By Michael Fox
Just as we never tire of the saga of the Titanic, so we are drawn to the catastrophe of Israeli-Palestinian relations and the question, What if this circumstance, or that decision, had been different?
Israeli filmmaker Dror Moreh’s documentary “The Human Factor” revisits the 1990s negotiations between Israelis and Palestinians through new interviews with the top-level U.S. diplomats who shepherded those talks.
The lure of “The Human Factor” is that we will learn something. And don’t discount the strange pleasure we take in rewatching footage of a nasty accident or civic turmoil that we survived. The result is a viewing experience that engages our cerebrum and churns our gut.
“The Human Factor” takes as its starting point the demise of the Soviet Union, the U.S.’s status as the lone superpower and the swift move by President George H.W. Bush and his trusted secretary of state, James Baker, to use that authority to initiate talks between various parties in the Middle East.
When Bush is rendered a one-term president, Bill Clinton and his advisers pick up the ball. This is where the film grabs hold as an oral history proffered by Middle East envoy Dennis Ross, former U.S. ambassador to Israel Martin Indyk, Egyptian-American translator and senior policy adviser Gamal Helal, and expert advisers Daniel Kurtzer, Aaron David Miller and Robert Malley.

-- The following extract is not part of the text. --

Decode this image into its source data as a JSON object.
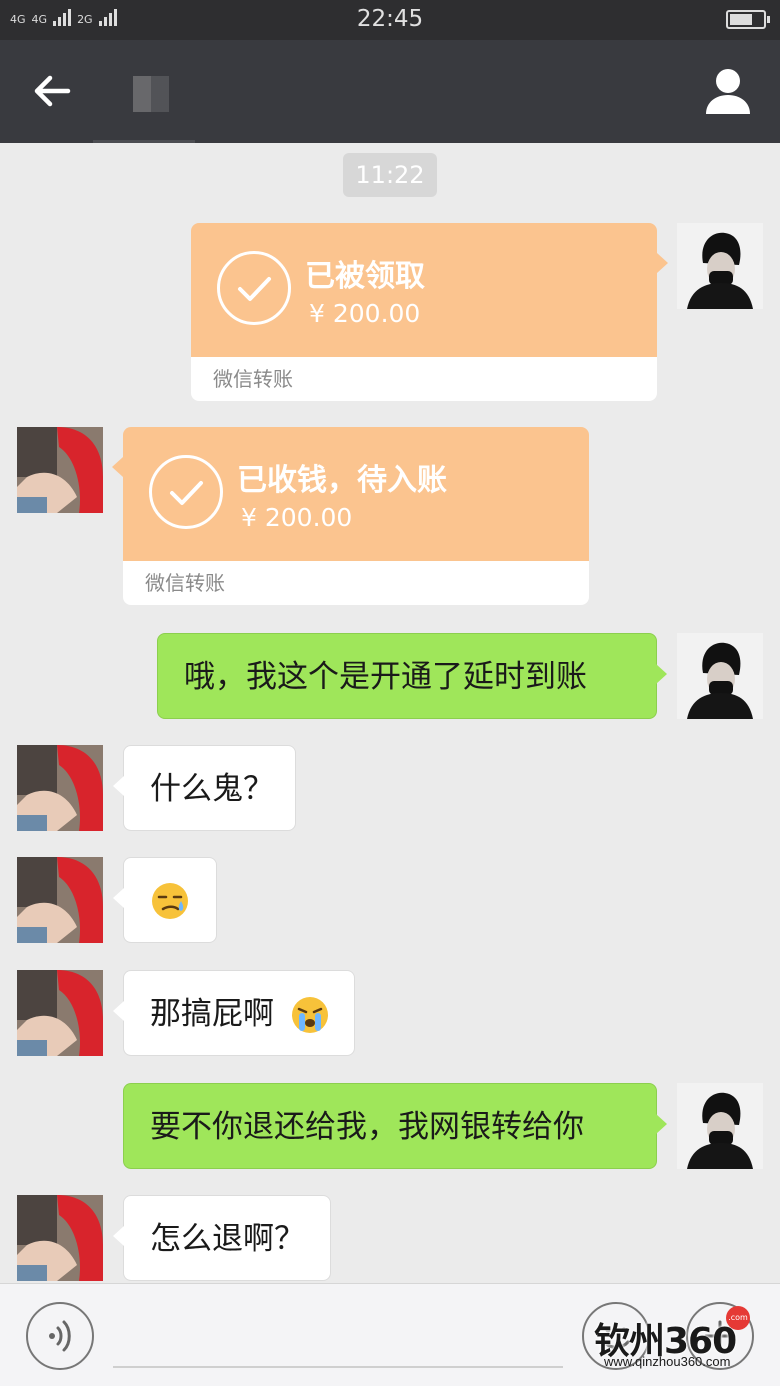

As its title suggests, “The Human Factor” would like us to believe that the outcome of the various iterations of peace talks was ultimately determined by individual foibles and personal motivations — the personalities of the Israeli and Palestinian heads of state. Yasser Arafat felt respected by Yitzhak Rabin. Clinton felt driven after Rabin’s assassination to produce an agreement. Ehud Barak was overly and stubbornly confident in his strategy (of striking a deal with Syria first, which left Arafat feeling disrespected).
The talking heads typically place us in the room where it happened, backed with an always-fascinating parade of still photos and TV news snippets that place us firmly in the moment.
It’s an intuitive filmmaking approach, but it has an unexpected and unfortunate consequence.
The selling point of the film is Moreh’s access to insiders, which was also true of “The Gatekeepers,” his 2012 doc that examined Israeli-Palestinian history through interviews with six former heads of the Israeli intelligence agency Shin Bet.
But unlike that film, “The Human Factor” imparts more importance to the behind-the-scenes details and deliberations between the principals than what was happening in the streets.
Rabin’s murder in 1995 is a turning point in “The Human Factor,” of course, but less emphasis is given to the massacre of Arabs at a Hebron mosque by a Jewish fundamentalist the previous year and to the Palestinian suicide attacks that terrorized Jerusalem.
Consequently, the film gives less weight to the public pressures that prime ministers Yitzhak Shamir, Rabin and Barak, and Palestine Liberation Organization chairman and president Arafat encountered from their constituents, and imparts more importance to their individual courage, common sense and willingness to compromise.
Helal says in the press materials, “I hope that future generations can learn that seizing opportunities is the main responsibility of leaders and nations.”
But should we conclude, to pick one example, that Arafat missed the moment when he turned down Barak’s wide-ranging proposal because it retained Israel’s control of the Temple Mount and the Al-Aqsa mosque? The American diplomats belatedly admit that if Arafat had signed the deal he’d have been the subject of a fatwa in the Arab world.
“The Human Factor” doesn’t ascribe fault or blame, and neither seeks nor finds villains. But as is inevitable with films about the Middle East, every viewer will see their own movie, filtered through his or her perceptions of history, politics and, yes, the human factor.
Those perceptions are of a piece with Helal’s rueful summing-up in the film: “Unless you are planning on accepting the other side, there is zero hope for a solution.”
Michael Fox is a film critic based in San Francisco.